By Karin Strohecker
LONDON (Reuters) - Concerned about the health of the global economy, international investors boosted allocations to safe-haven cash in November to the highest levels in almost two years, while further trimming equity exposure, especially in the United States.
Following a brutal October, world stocks bounced in early November but ceded those gains later in the month as tech stocks were routed and oil prices tumbled. November was the worst month for iPhone maker Apple
Ructions in the run-up to Britain's March 2019 departure from the European Union, Italy's budget-linked standoff with EU authorities and U.S.-China tensions over trade are also pressuring markets and threatening to slow world growth.
Fund managers around the globe reduced their exposure to equities to 47.7 percent from 47.9 percent in October - the lowest level since July, according to Reuters' monthly asset-allocation poll of 47 asset managers conducted on Nov. 15-29.

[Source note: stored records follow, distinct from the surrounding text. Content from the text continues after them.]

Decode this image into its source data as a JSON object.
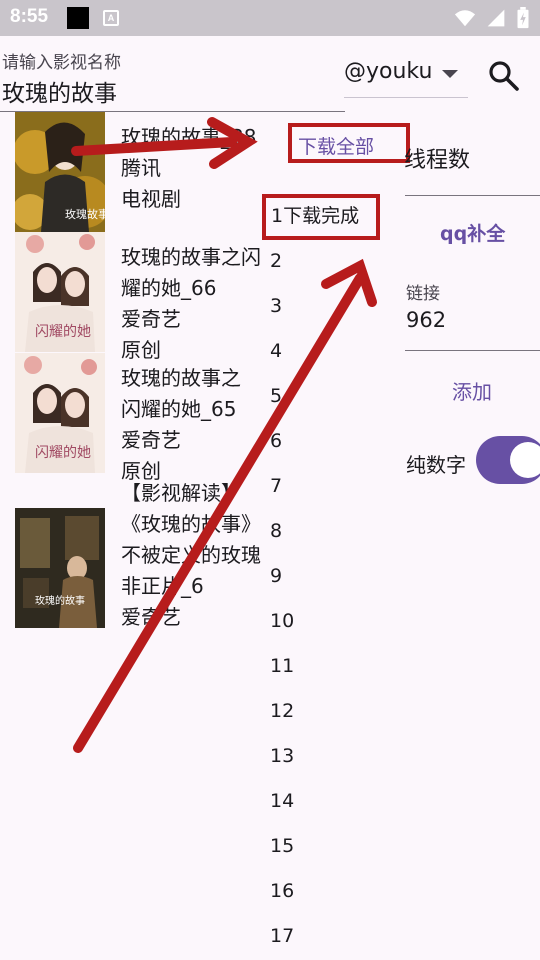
{
  "status": {
    "time": "8:55",
    "notif_icon_letter": "A"
  },
  "search": {
    "label": "请输入影视名称",
    "value": "玫瑰的故事"
  },
  "source": {
    "value": "@youku"
  },
  "results": [
    {
      "lines": [
        "玫瑰的故事_38",
        "腾讯",
        "电视剧"
      ],
      "poster_text": "玫瑰故事"
    },
    {
      "lines": [
        "玫瑰的故事之闪",
        "耀的她_66",
        "爱奇艺",
        "原创"
      ],
      "poster_text": "闪耀的她"
    },
    {
      "lines": [
        "玫瑰的故事之",
        "闪耀的她_65",
        "爱奇艺",
        "原创"
      ],
      "poster_text": "闪耀的她"
    },
    {
      "lines": [
        "【影视解读】",
        "《玫瑰的故事》",
        "不被定义的玫瑰",
        "非正片_6",
        "爱奇艺"
      ],
      "poster_text": "玫瑰的故事"
    }
  ],
  "episodes": [
    "2",
    "3",
    "4",
    "5",
    "6",
    "7",
    "8",
    "9",
    "10",
    "11",
    "12",
    "13",
    "14",
    "15",
    "16",
    "17"
  ],
  "download": {
    "all_label": "下载全部",
    "done_label": "1下载完成"
  },
  "panel": {
    "thread_label": "线程数",
    "qq_label": "qq补全",
    "link_label": "链接",
    "link_value": "962",
    "add_label": "添加",
    "pure_digits_label": "纯数字",
    "pure_digits_on": true
  },
  "colors": {
    "accent": "#6750a4",
    "annotation": "#b71c1c",
    "status_bar": "#c9c5cb"
  }
}
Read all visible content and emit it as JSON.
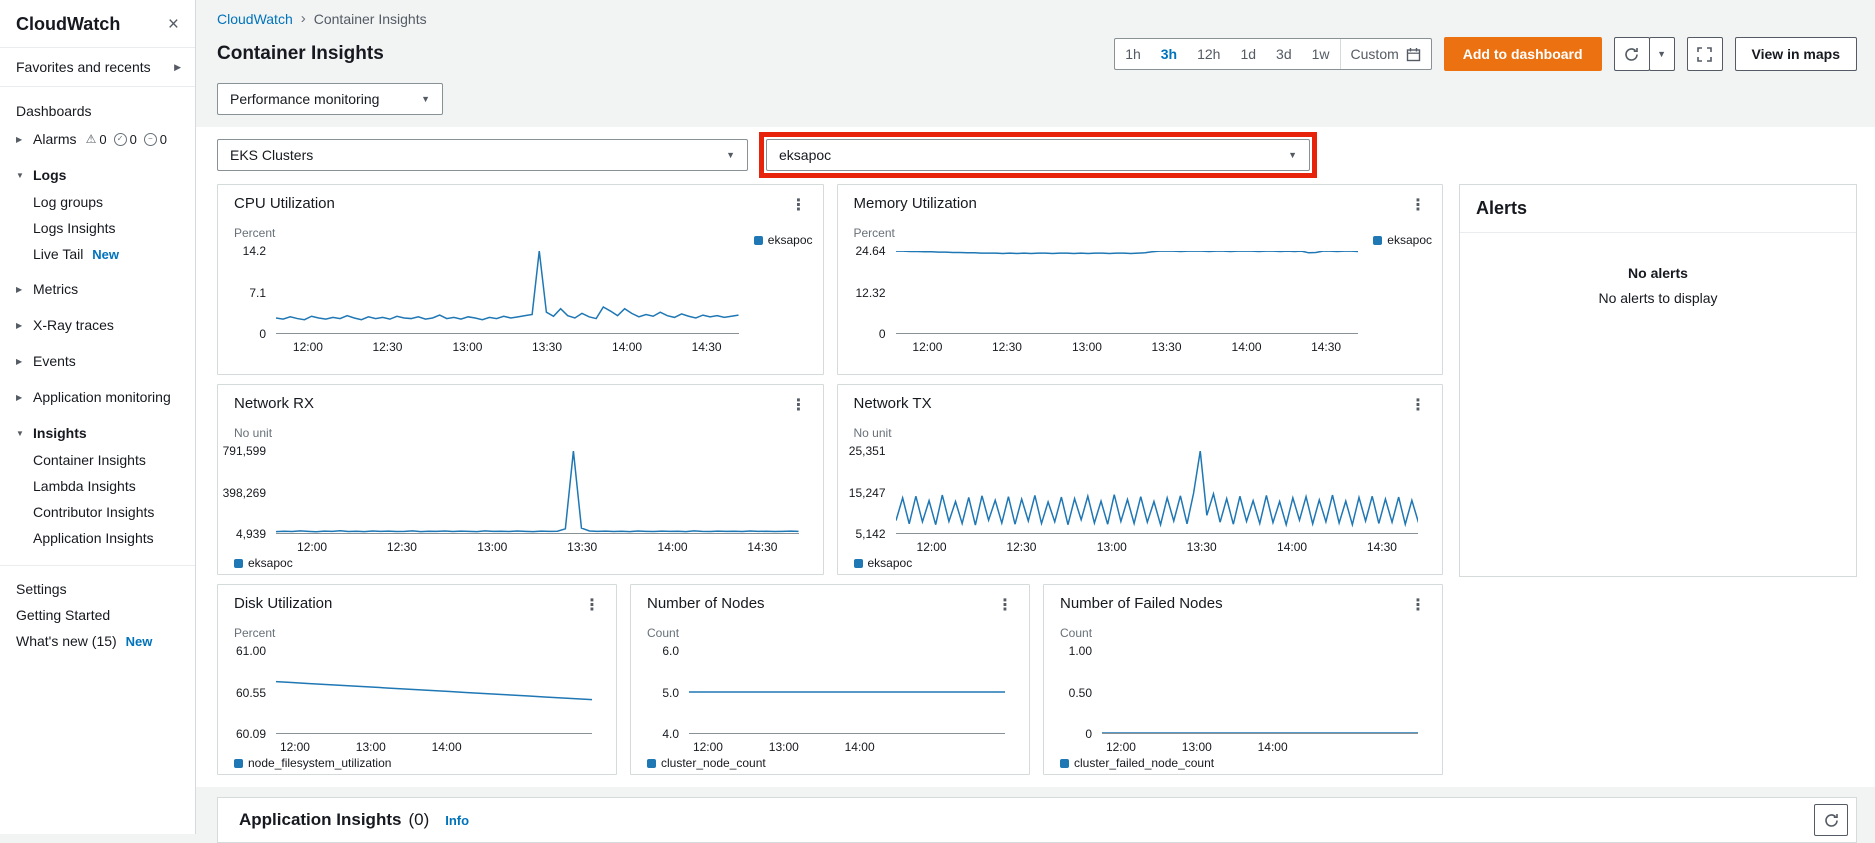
{
  "app": {
    "accent_blue": "#0073bb",
    "line_color": "#1f77b4",
    "orange": "#ec7211",
    "annotation_red": "#e8230c"
  },
  "sidebar": {
    "title": "CloudWatch",
    "favorites_label": "Favorites and recents",
    "dashboards_label": "Dashboards",
    "alarms": {
      "label": "Alarms",
      "warning_count": "0",
      "ok_count": "0",
      "insufficient_count": "0"
    },
    "logs": {
      "label": "Logs",
      "items": [
        "Log groups",
        "Logs Insights"
      ],
      "live_tail_label": "Live Tail",
      "live_tail_badge": "New"
    },
    "metrics_label": "Metrics",
    "xray_label": "X-Ray traces",
    "events_label": "Events",
    "app_monitoring_label": "Application monitoring",
    "insights": {
      "label": "Insights",
      "items": [
        "Container Insights",
        "Lambda Insights",
        "Contributor Insights",
        "Application Insights"
      ]
    },
    "settings_label": "Settings",
    "getting_started_label": "Getting Started",
    "whats_new_label": "What's new (15)",
    "whats_new_badge": "New"
  },
  "breadcrumb": {
    "root": "CloudWatch",
    "separator": "›",
    "current": "Container Insights"
  },
  "page": {
    "title": "Container Insights"
  },
  "toolbar": {
    "ranges": [
      "1h",
      "3h",
      "12h",
      "1d",
      "3d",
      "1w"
    ],
    "selected_range": "3h",
    "custom_label": "Custom",
    "add_to_dashboard_label": "Add to dashboard",
    "view_in_maps_label": "View in maps"
  },
  "filters": {
    "view_dropdown_value": "Performance monitoring",
    "cluster_type_value": "EKS Clusters",
    "cluster_value": "eksapoc"
  },
  "alerts_panel": {
    "title": "Alerts",
    "empty_title": "No alerts",
    "empty_message": "No alerts to display"
  },
  "app_insights": {
    "title": "Application Insights",
    "count": "(0)",
    "info_label": "Info"
  },
  "charts": [
    {
      "title": "CPU Utilization",
      "unit": "Percent",
      "legend": "eksapoc",
      "legend_position": "top-right",
      "yticks": [
        "14.2",
        "7.1",
        "0"
      ],
      "ymin": 0,
      "ymax": 14.2,
      "xticks": [
        "12:00",
        "12:30",
        "13:00",
        "13:30",
        "14:00",
        "14:30"
      ],
      "xtick_pos": [
        6.9,
        24.1,
        41.4,
        58.6,
        75.9,
        93.1
      ],
      "values": [
        2.6,
        2.4,
        2.8,
        2.5,
        2.3,
        2.9,
        2.6,
        2.4,
        2.7,
        2.5,
        3.0,
        2.6,
        2.3,
        2.8,
        2.5,
        2.7,
        2.4,
        2.9,
        2.6,
        2.5,
        2.8,
        2.4,
        2.6,
        3.1,
        2.5,
        2.7,
        2.4,
        2.8,
        2.6,
        2.3,
        2.7,
        2.5,
        2.9,
        2.6,
        2.8,
        3.0,
        3.2,
        14.2,
        3.6,
        2.9,
        4.2,
        3.0,
        2.6,
        3.4,
        2.8,
        2.5,
        4.5,
        3.8,
        3.0,
        4.2,
        3.4,
        2.8,
        3.2,
        2.9,
        3.6,
        3.0,
        2.7,
        3.3,
        2.9,
        2.6,
        3.1,
        2.8,
        3.0,
        2.7,
        2.9,
        3.1
      ]
    },
    {
      "title": "Memory Utilization",
      "unit": "Percent",
      "legend": "eksapoc",
      "legend_position": "top-right",
      "yticks": [
        "24.64",
        "12.32",
        "0"
      ],
      "ymin": 0,
      "ymax": 24.64,
      "xticks": [
        "12:00",
        "12:30",
        "13:00",
        "13:30",
        "14:00",
        "14:30"
      ],
      "xtick_pos": [
        6.9,
        24.1,
        41.4,
        58.6,
        75.9,
        93.1
      ],
      "values": [
        24.6,
        24.6,
        24.5,
        24.5,
        24.4,
        24.4,
        24.3,
        24.3,
        24.2,
        24.2,
        24.1,
        24.1,
        24.0,
        24.0,
        24.0,
        23.9,
        24.0,
        23.9,
        24.0,
        23.9,
        24.0,
        24.0,
        23.9,
        24.0,
        24.0,
        23.9,
        24.0,
        23.9,
        24.0,
        24.0,
        23.9,
        24.0,
        24.0,
        23.9,
        24.0,
        24.1,
        24.4,
        24.6,
        24.6,
        24.6,
        24.5,
        24.6,
        24.6,
        24.6,
        24.5,
        24.6,
        24.6,
        24.5,
        24.6,
        24.6,
        24.6,
        24.5,
        24.6,
        24.6,
        24.5,
        24.6,
        24.5,
        24.6,
        24.1,
        24.2,
        24.6,
        24.6,
        24.5,
        24.6,
        24.6,
        24.5
      ]
    },
    {
      "title": "Network RX",
      "unit": "No unit",
      "legend": "eksapoc",
      "legend_position": "bottom-left",
      "yticks": [
        "791,599",
        "398,269",
        "4,939"
      ],
      "ymin": 4939,
      "ymax": 791599,
      "xticks": [
        "12:00",
        "12:30",
        "13:00",
        "13:30",
        "14:00",
        "14:30"
      ],
      "xtick_pos": [
        6.9,
        24.1,
        41.4,
        58.6,
        75.9,
        93.1
      ],
      "values": [
        18000,
        22000,
        19000,
        25000,
        21000,
        17000,
        23000,
        20000,
        26000,
        19000,
        22000,
        18000,
        24000,
        20000,
        23000,
        19000,
        21000,
        25000,
        18000,
        22000,
        20000,
        24000,
        19000,
        23000,
        21000,
        18000,
        25000,
        20000,
        22000,
        19000,
        24000,
        21000,
        18000,
        23000,
        20000,
        22000,
        45000,
        791599,
        52000,
        24000,
        20000,
        23000,
        19000,
        22000,
        18000,
        24000,
        21000,
        19000,
        23000,
        20000,
        22000,
        18000,
        25000,
        21000,
        19000,
        23000,
        20000,
        22000,
        19000,
        24000,
        20000,
        22000,
        19000,
        21000,
        23000,
        20000
      ]
    },
    {
      "title": "Network TX",
      "unit": "No unit",
      "legend": "eksapoc",
      "legend_position": "bottom-left",
      "yticks": [
        "25,351",
        "15,247",
        "5,142"
      ],
      "ymin": 5142,
      "ymax": 25351,
      "xticks": [
        "12:00",
        "12:30",
        "13:00",
        "13:30",
        "14:00",
        "14:30"
      ],
      "xtick_pos": [
        6.9,
        24.1,
        41.4,
        58.6,
        75.9,
        93.1
      ],
      "values": [
        8200,
        13800,
        7400,
        14200,
        7900,
        13100,
        7200,
        14500,
        8000,
        12900,
        7500,
        13900,
        7100,
        14300,
        8300,
        13200,
        7600,
        14100,
        7300,
        13500,
        8100,
        14400,
        7500,
        12800,
        7900,
        14000,
        7200,
        13600,
        8400,
        14200,
        7600,
        13000,
        7300,
        14600,
        8000,
        13400,
        7500,
        14100,
        7800,
        12900,
        7200,
        13800,
        8100,
        14300,
        7400,
        15000,
        25351,
        9500,
        14800,
        7800,
        13600,
        7300,
        14200,
        8000,
        13100,
        7500,
        14400,
        7700,
        12900,
        7200,
        13800,
        8300,
        14100,
        7400,
        13300,
        7900,
        14500,
        7600,
        13000,
        7200,
        13900,
        8100,
        14200,
        7500,
        13500,
        7800,
        14000,
        7300,
        13200,
        7700
      ]
    },
    {
      "title": "Disk Utilization",
      "unit": "Percent",
      "legend": "node_filesystem_utilization",
      "legend_position": "bottom-left",
      "yticks": [
        "61.00",
        "60.55",
        "60.09"
      ],
      "ymin": 60.09,
      "ymax": 61.0,
      "xticks": [
        "12:00",
        "13:00",
        "14:00"
      ],
      "xtick_pos": [
        6,
        30,
        54
      ],
      "values": [
        60.66,
        60.65,
        60.64,
        60.63,
        60.62,
        60.61,
        60.6,
        60.59,
        60.58,
        60.57,
        60.56,
        60.55,
        60.54,
        60.53,
        60.52,
        60.51,
        60.5,
        60.49,
        60.48,
        60.47,
        60.46
      ]
    },
    {
      "title": "Number of Nodes",
      "unit": "Count",
      "legend": "cluster_node_count",
      "legend_position": "bottom-left",
      "yticks": [
        "6.0",
        "5.0",
        "4.0"
      ],
      "ymin": 4,
      "ymax": 6,
      "xticks": [
        "12:00",
        "13:00",
        "14:00"
      ],
      "xtick_pos": [
        6,
        30,
        54
      ],
      "values": [
        5,
        5,
        5,
        5,
        5,
        5,
        5,
        5,
        5,
        5,
        5,
        5,
        5,
        5,
        5,
        5,
        5,
        5,
        5,
        5,
        5
      ]
    },
    {
      "title": "Number of Failed Nodes",
      "unit": "Count",
      "legend": "cluster_failed_node_count",
      "legend_position": "bottom-left",
      "yticks": [
        "1.00",
        "0.50",
        "0"
      ],
      "ymin": 0,
      "ymax": 1,
      "xticks": [
        "12:00",
        "13:00",
        "14:00"
      ],
      "xtick_pos": [
        6,
        30,
        54
      ],
      "values": [
        0,
        0,
        0,
        0,
        0,
        0,
        0,
        0,
        0,
        0,
        0,
        0,
        0,
        0,
        0,
        0,
        0,
        0,
        0,
        0,
        0
      ]
    }
  ]
}
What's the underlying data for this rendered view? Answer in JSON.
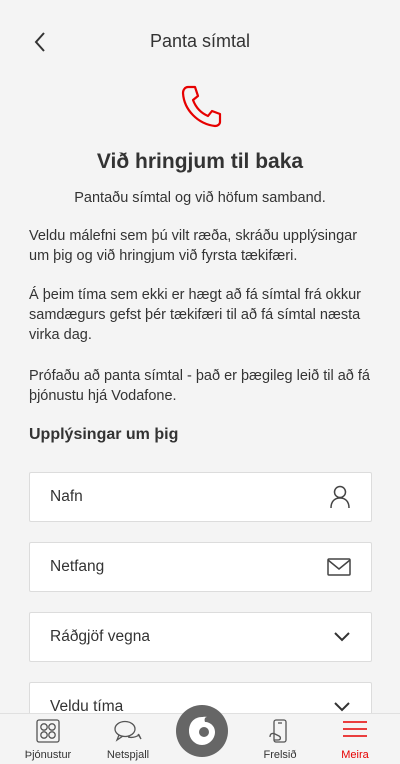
{
  "header": {
    "title": "Panta símtal",
    "back_icon": "chevron-left-icon"
  },
  "hero": {
    "icon": "phone-icon",
    "accent_color": "#e60000",
    "headline": "Við hringjum til baka",
    "subline": "Pantaðu símtal og við höfum samband."
  },
  "body": {
    "paragraph1": "Veldu málefni sem þú vilt ræða, skráðu upplýsingar um þig og við hringjum við fyrsta tækifæri.",
    "paragraph2": "Á þeim tíma sem ekki er hægt að fá símtal frá okkur samdægurs gefst þér tækifæri til að fá símtal næsta virka dag.",
    "paragraph3": "Prófaðu að panta símtal - það er þægileg leið til að fá þjónustu hjá Vodafone."
  },
  "form": {
    "section_title": "Upplýsingar um þig",
    "name": {
      "placeholder": "Nafn",
      "icon": "person-icon"
    },
    "email": {
      "placeholder": "Netfang",
      "icon": "envelope-icon"
    },
    "advice": {
      "label": "Ráðgjöf vegna",
      "icon": "chevron-down-icon"
    },
    "time": {
      "label": "Veldu tíma",
      "icon": "chevron-down-icon"
    }
  },
  "tabbar": {
    "items": [
      {
        "label": "Þjónustur",
        "icon": "grid-icon"
      },
      {
        "label": "Netspjall",
        "icon": "chat-bubbles-icon"
      },
      {
        "label": "",
        "icon": "vodafone-logo-icon"
      },
      {
        "label": "Frelsið",
        "icon": "phone-topup-icon"
      },
      {
        "label": "Meira",
        "icon": "hamburger-menu-icon",
        "active": true
      }
    ],
    "active_color": "#e60000"
  }
}
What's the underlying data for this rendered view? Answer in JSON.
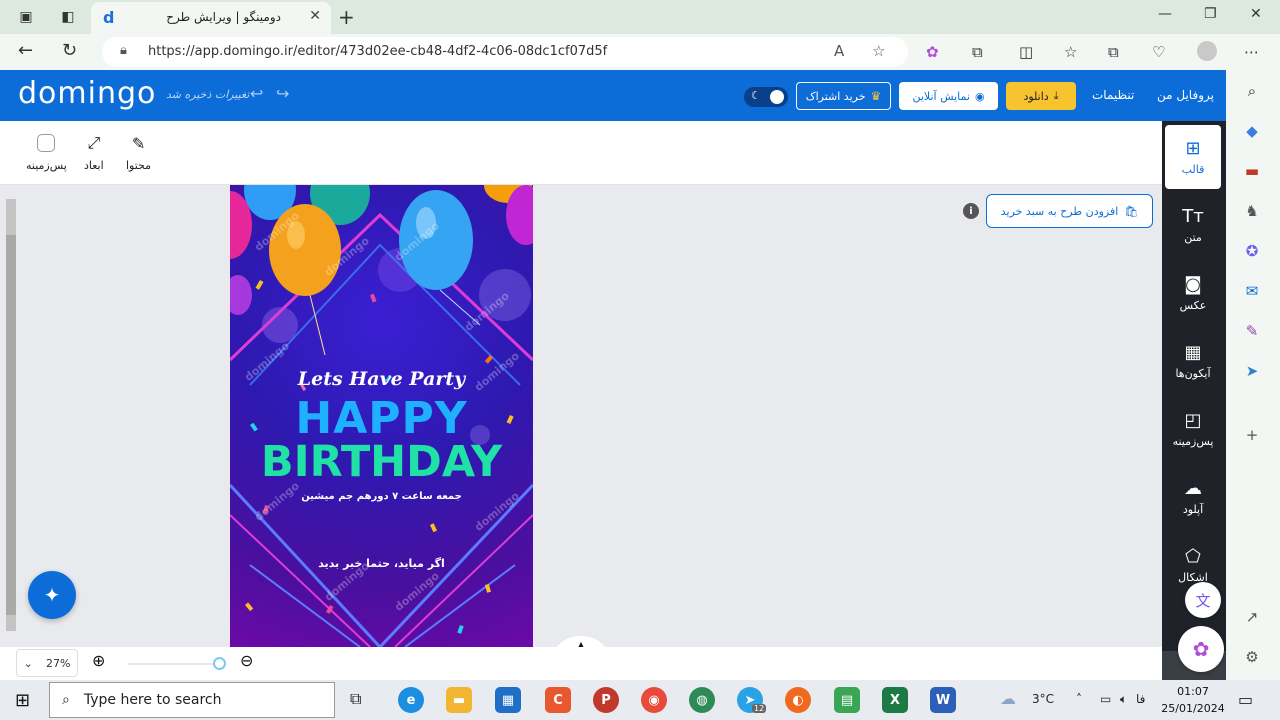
{
  "browser": {
    "tab_title": "دومینگو | ویرایش طرح",
    "tab_favicon": "d",
    "url": "https://app.domingo.ir/editor/473d02ee-cb48-4df2-4c06-08dc1cf07d5f"
  },
  "header": {
    "logo": "domingo",
    "saved_status": "تغییرات ذخیره شد",
    "subscribe_label": "خرید اشتراک",
    "preview_label": "نمایش آنلاین",
    "download_label": "دانلود",
    "settings_label": "تنظیمات",
    "profile_label": "پروفایل من"
  },
  "nav": {
    "items": [
      {
        "label": "قالب",
        "icon": "template-icon"
      },
      {
        "label": "متن",
        "icon": "text-icon"
      },
      {
        "label": "عکس",
        "icon": "image-icon"
      },
      {
        "label": "آیکون‌ها",
        "icon": "icons-grid-icon"
      },
      {
        "label": "پس‌زمینه",
        "icon": "background-icon"
      },
      {
        "label": "آپلود",
        "icon": "upload-cloud-icon"
      },
      {
        "label": "اشکال",
        "icon": "shapes-icon"
      }
    ]
  },
  "toolbar": {
    "content_label": "محتوا",
    "dimensions_label": "ابعاد",
    "background_label": "پس‌زمینه"
  },
  "workspace": {
    "add_to_cart_label": "افزودن طرح به سبد خرید"
  },
  "design": {
    "line1": "Lets Have Party",
    "line2": "HAPPY",
    "line3": "BIRTHDAY",
    "line4": "جمعه ساعت ۷ دورهم جم میشین",
    "line5": "اگر میاید، حتما خبر بدید",
    "watermark": "domingo"
  },
  "zoom": {
    "value": "27%"
  },
  "taskbar": {
    "search_placeholder": "Type here to search",
    "weather": "3°C",
    "lang": "فا",
    "time": "01:07",
    "date": "25/01/2024",
    "telegram_badge": "12"
  },
  "colors": {
    "brand_blue": "#0c6dd9",
    "download_yellow": "#f7c32f",
    "nav_dark": "#1f2329"
  }
}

Fixed income holdings rose to 39.3 percent, a touch higher than October, while cash levels - a key gauge of investor caution - rose to a 20-month high of 5.6 percent. Cash holdings have risen almost 2 percentage points since the start of 2018.
"After a bounceback, equity markets slipped again in November as growth concerns remain, and so do political uncertainties," said Cédric Baron, from the multi asset strategies team at Generali Investments Partners.
Economic slowdown in the United States and China, the world's top two economies, ranked high on the risk list of investors. All eyes now are on this weekend's meeting of the G20 bloc of nations' leaders, especially on a high-stakes encounter between U.S. President Donald Trump and his Chinese counterpart Xi Jinping.
"This meeting should set the tone for risky assets until the end of the year," Baron added.
Across equity portfolios, fund managers cut back on U.S. stocks after holdings hit the highest level in at least five years in September. Holdings of euro zone and Japanese equities also fell as fund managers shifted into stocks in emerging Asia and Britain.
Fixed income allocations mirrored some of that geographic pattern, with holdings of U.S. and euro zone bonds reduced in favour of British and Japanese debt.
While U.S. and European government bonds have held up well over the past month, corporate bonds have come under pressure as investors are concerned over economic growth and the impending end of bond purchases by the European Central Bank.
Corporate bonds across the bloc sold off sharply in November, with the average yield on European cooperate debt rising to 2-1/2 year highs. <.IBBEU003D>
"Global bond markets have been influenced by all of the variables surrounding central bank policies, in the U.S. the Fed seem to be stalling," said Peter Lowman, CIO at Investment Quorum.
Data has confirmed U.S. economic growth slowed in the third quarter, with momentum likely moderating further early in the fourth quarter. Meanwhile numbers from the euro zone showed the bloc's economy grew at its slowest pace in four years in the third quarter.
Fund managers were undecided if the ECB will be forced to shelve ambitions to hike interest rates next year. Around 55 percent expect no increase in 2019, while 45 percent predict policy makers will plough ahead and deliver the bloc's first rate hike since 2011.
Looking ahead to 2019, many fund managers forecast emerging market equities could be in for a rebound.
The sector has been hammered in 2018, due to rising U.S. interest rates and crises in Turkey and Argentina. MSCI's emerging stock market index <.MSCIEF> have tumbled more than 14 percent since the start of the year.
(Reporting by Karin Strohecker; Additional reporting by Sarmitsa Sen in Bengaluru; Editing by Alison Williams)